Damn arrogant prosecutor
Date: Oct 4, 2007 9:56 PM
"If there's anything I want people to take away from this, it's that I don't think more guns is in any way a good thing." Richmond Commonwealth's Attorney Michael Herring
Click here: About That Shooting - Opinion - inRich.com
We harbor a great deal of sympathy for 21-year-old David Fielding, the VCU art student who was working at the Baskin-Robbins on Forest Hill Avenue in early September when a career criminal walked in with a gun to rob the place -- only three weeks after another robbery at the site. So do a lot of other people who question the decision by Richmond Commonwealth's Attorney Michael Herring to seek a charge against Fielding of reckless discharge of a firearm.
It's easy in the calm of peaceful surroundings to second-guess Fielding's heat-of-the-moment decision to pursue the robber as he fled, and to fire shots outside the store. Someone with more firearms experience might have shown more restraint -- and the hundreds of individuals who have signed a petition in support of Fielding might feel differently if one of the bullets had killed a child.
On the other hand, the right to self-defense is inviolable, and the fault for the episode lies chiefly with the instigator, Jerome Davis -- who apparently planned his next act of violence far enough in advance to obtain a BB replica of a more powerful gun in the hope that if he were caught he might avoid the additional prison time that comes with the use of a firearm in the commission of a felony.
Scrutinizing every detail of the episode, and sorting out conflicting considerations that pertain to it, is precisely what grand juries are for. We trust and respect the judicial process.
Herring makes a decent point when he suggests robbers should find their fates in the courts, not in the streets. In a perfect world, that's what would always happen. The commonwealth's attorney stands on far shakier ground when he says, "If there's anything I want people to take away from this, it's that I don't think more guns is in any way a good thing." In Florida, Virginia, and elsewhere, violent crime has dropped after concealed-carry laws have been loosened.

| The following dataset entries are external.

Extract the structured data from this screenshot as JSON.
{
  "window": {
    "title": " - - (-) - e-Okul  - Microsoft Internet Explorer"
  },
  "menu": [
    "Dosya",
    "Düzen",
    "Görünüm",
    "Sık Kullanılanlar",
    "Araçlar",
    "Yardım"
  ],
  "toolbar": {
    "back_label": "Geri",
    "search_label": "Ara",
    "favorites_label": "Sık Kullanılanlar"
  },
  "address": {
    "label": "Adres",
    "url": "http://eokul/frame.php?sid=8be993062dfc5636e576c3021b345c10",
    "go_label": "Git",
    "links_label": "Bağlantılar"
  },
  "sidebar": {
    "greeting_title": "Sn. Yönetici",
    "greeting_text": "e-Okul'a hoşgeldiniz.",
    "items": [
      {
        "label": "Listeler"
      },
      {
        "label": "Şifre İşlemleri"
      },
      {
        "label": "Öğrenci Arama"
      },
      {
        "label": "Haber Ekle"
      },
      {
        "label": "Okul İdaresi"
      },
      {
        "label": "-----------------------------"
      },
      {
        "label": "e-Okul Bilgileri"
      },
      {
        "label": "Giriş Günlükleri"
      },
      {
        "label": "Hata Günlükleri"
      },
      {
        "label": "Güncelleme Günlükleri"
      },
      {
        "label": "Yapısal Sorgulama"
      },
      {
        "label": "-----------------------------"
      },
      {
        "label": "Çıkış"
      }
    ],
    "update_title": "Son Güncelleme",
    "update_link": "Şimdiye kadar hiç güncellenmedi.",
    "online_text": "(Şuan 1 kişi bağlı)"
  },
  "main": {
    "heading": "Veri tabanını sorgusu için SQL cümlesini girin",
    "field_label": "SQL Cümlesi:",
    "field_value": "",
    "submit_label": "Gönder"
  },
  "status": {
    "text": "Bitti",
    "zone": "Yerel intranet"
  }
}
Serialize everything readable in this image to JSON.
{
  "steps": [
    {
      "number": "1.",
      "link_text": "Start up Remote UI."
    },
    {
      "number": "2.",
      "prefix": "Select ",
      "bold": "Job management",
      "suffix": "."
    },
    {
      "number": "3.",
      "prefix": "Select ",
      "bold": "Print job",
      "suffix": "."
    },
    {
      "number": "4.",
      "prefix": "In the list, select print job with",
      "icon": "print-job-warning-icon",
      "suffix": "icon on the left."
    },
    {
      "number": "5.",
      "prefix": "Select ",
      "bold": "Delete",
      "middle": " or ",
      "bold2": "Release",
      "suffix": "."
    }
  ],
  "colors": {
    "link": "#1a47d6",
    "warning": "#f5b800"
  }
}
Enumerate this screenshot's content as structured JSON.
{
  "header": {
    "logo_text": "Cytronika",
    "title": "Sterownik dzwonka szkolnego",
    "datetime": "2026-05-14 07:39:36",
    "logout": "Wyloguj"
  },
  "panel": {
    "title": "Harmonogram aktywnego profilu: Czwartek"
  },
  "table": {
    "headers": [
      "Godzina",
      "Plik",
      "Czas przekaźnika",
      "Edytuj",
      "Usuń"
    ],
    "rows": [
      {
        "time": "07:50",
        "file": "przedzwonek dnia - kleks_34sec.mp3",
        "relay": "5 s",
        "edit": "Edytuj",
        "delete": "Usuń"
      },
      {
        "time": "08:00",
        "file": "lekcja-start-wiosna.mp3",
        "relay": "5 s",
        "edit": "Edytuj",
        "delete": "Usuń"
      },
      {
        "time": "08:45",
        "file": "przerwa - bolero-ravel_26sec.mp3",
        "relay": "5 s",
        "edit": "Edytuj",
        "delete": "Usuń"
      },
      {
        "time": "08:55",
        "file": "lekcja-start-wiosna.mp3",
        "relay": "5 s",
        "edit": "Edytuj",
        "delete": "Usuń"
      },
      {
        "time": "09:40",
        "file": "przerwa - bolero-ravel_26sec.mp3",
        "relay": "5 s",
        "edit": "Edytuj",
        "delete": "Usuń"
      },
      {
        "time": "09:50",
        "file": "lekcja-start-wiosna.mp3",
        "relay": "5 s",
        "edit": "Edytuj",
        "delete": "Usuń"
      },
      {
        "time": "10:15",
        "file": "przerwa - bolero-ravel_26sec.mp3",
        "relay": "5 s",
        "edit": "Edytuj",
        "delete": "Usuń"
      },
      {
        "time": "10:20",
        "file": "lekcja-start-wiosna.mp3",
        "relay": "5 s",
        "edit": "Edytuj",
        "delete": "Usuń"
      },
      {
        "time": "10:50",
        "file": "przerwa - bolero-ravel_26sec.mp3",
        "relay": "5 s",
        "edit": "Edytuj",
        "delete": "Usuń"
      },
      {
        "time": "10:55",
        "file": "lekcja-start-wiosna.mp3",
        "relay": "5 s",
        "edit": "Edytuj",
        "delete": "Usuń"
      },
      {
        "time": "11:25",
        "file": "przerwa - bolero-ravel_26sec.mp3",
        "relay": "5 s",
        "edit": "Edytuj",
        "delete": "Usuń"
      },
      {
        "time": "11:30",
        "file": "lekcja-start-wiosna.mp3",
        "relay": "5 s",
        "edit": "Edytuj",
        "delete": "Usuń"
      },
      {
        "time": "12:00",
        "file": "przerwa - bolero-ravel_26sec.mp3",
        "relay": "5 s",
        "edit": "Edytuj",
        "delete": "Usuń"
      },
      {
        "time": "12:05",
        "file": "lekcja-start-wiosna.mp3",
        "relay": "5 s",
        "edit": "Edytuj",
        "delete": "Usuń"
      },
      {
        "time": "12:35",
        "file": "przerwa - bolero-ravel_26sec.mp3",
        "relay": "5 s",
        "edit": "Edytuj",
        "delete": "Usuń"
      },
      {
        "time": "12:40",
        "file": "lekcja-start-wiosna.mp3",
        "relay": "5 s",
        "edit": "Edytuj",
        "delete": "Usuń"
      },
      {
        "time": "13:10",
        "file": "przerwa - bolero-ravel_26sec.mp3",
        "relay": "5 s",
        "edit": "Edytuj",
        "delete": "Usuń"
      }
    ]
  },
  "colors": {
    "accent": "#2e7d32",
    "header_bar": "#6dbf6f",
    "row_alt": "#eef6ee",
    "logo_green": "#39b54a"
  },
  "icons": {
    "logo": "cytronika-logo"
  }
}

Herring presumably doesn't think more guns in the right hands -- the cops' -- is a bad thing. Unfortunately, the cops can't be everywhere at once.